“And we know that for those who love God all things work together for good, for those who are called according to his purpose.” (8:28)
The indicative pervades chapters 1-11. In contrast to the indicative, there is the imperative. An imperative verb states a command. This is one of the main forms of speech that parents use with their children. “Clean your room.” “Stop fighting.” “Do your homework.” “Clear the dinner table.” “Watch the baby” (that’s one of the new ones at our house). Hopefully, as parents give exhortations to their kids, it is in the context of a loving, gracious relationship. That’s what Paul is highlighting for us here. He’s about to give us a whole bunch of commands. But all of them are in view of the mercies of God (Romans 12:1).

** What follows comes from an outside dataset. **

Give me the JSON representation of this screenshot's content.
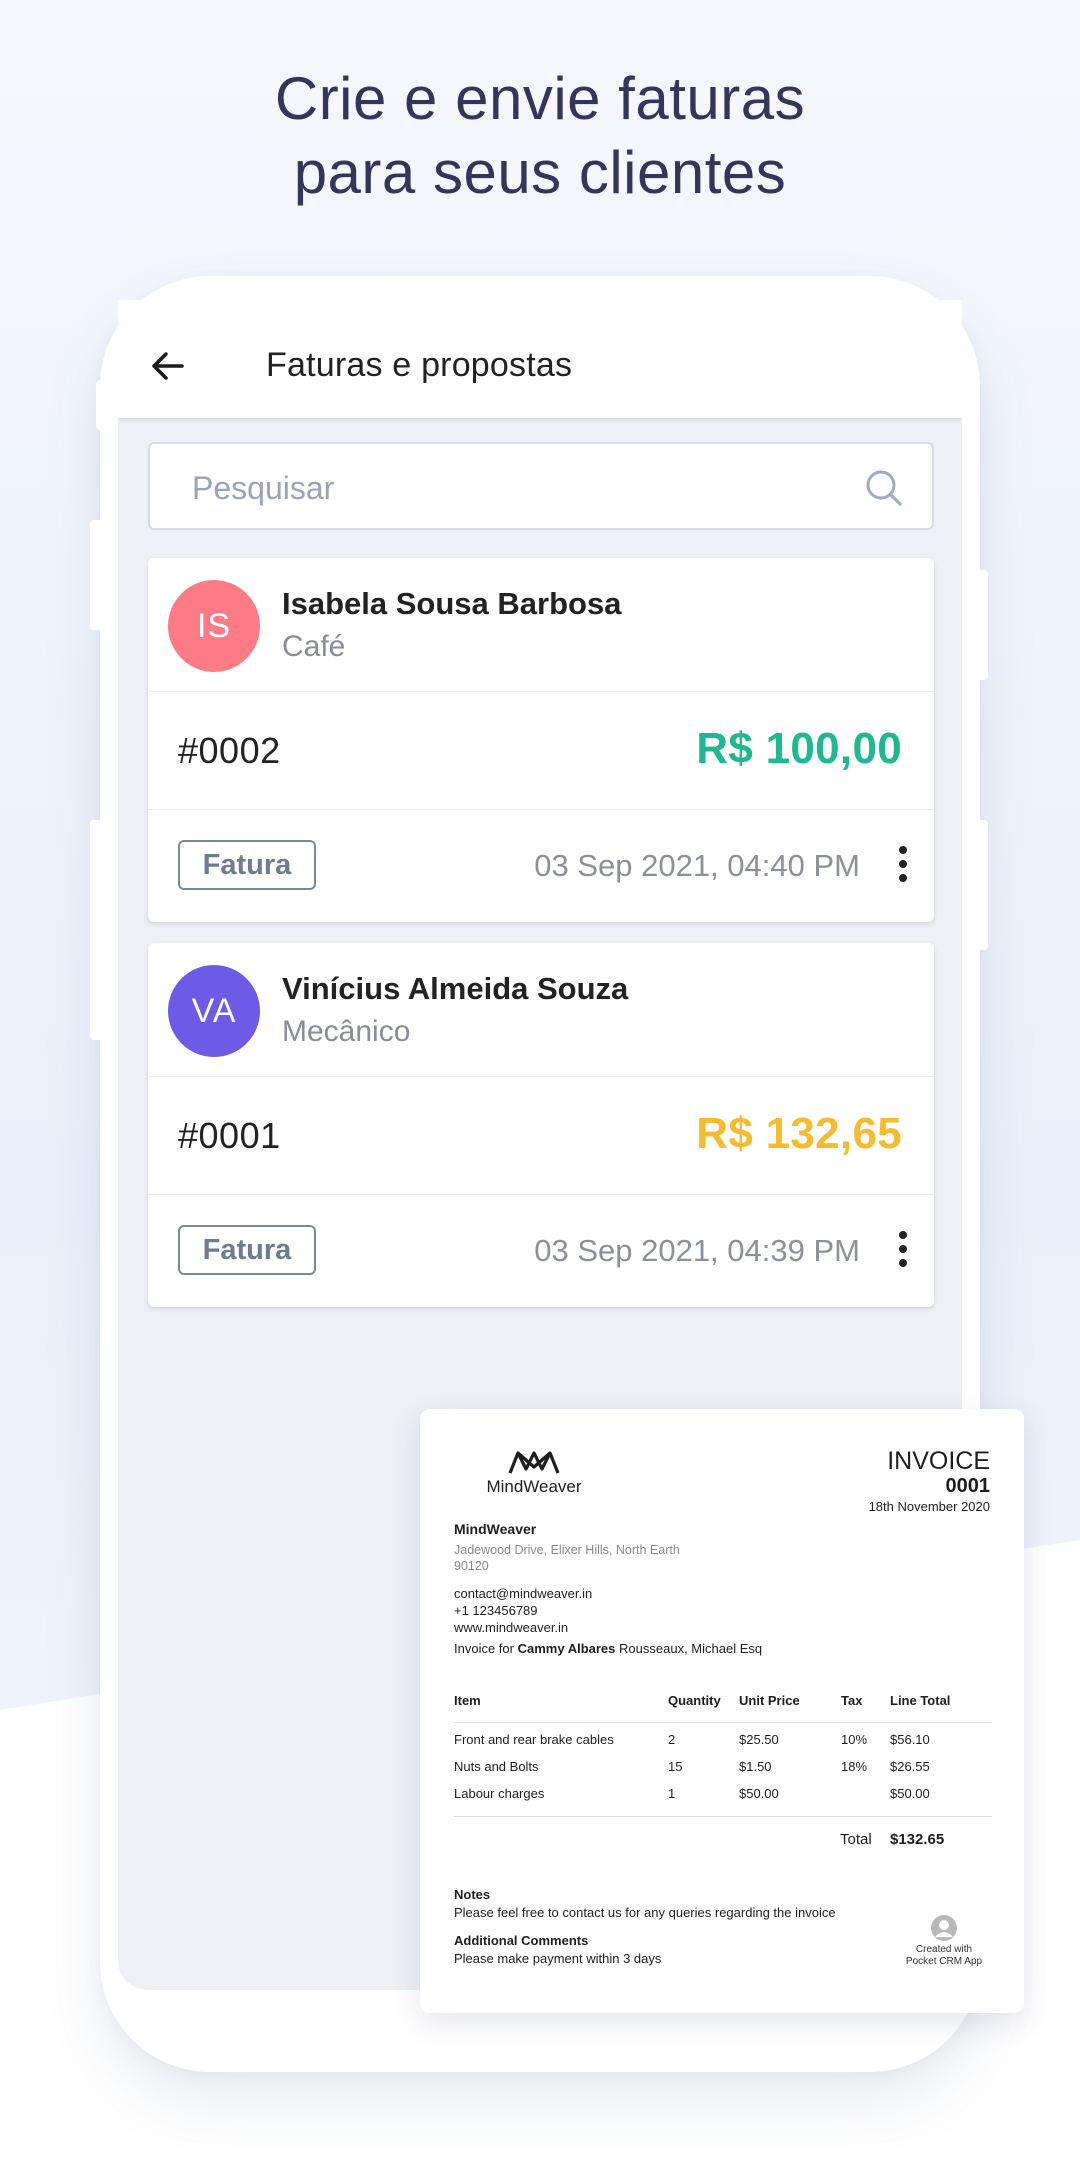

There are very few commands in Romans 1-11. But chapters 12-15 are filled with commands. A couple of them appear right here in the first 2 verses. Paul begins with an appeal, an exhortation, to present your bodies as a living sacrifice. He goes on to command, “Do not be conformed to this world.” “Be transformed by the renewal of your mind.”

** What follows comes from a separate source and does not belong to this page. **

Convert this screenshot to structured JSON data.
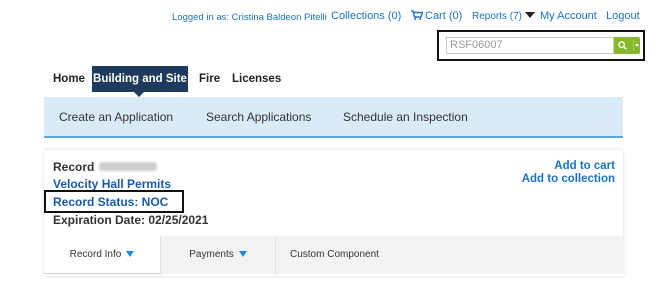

This is much more than a grammar lesson. It speaks to the fundamental nature of Christianity. This is not works-religion. The message is not, “You do this and this and avoid these things, and then God will put forward His Son to die in your place.” No, the message is, “God put His Son forward to die in the place of sinners. Receive this gift. And THEN here are some guidelines for life that you can joyfully follow.” The indicative comes before the imperative in Christianity. The promises of God come first, then the commands. The truth of what God has done is the foundation. Our obedience is then built upon that foundation.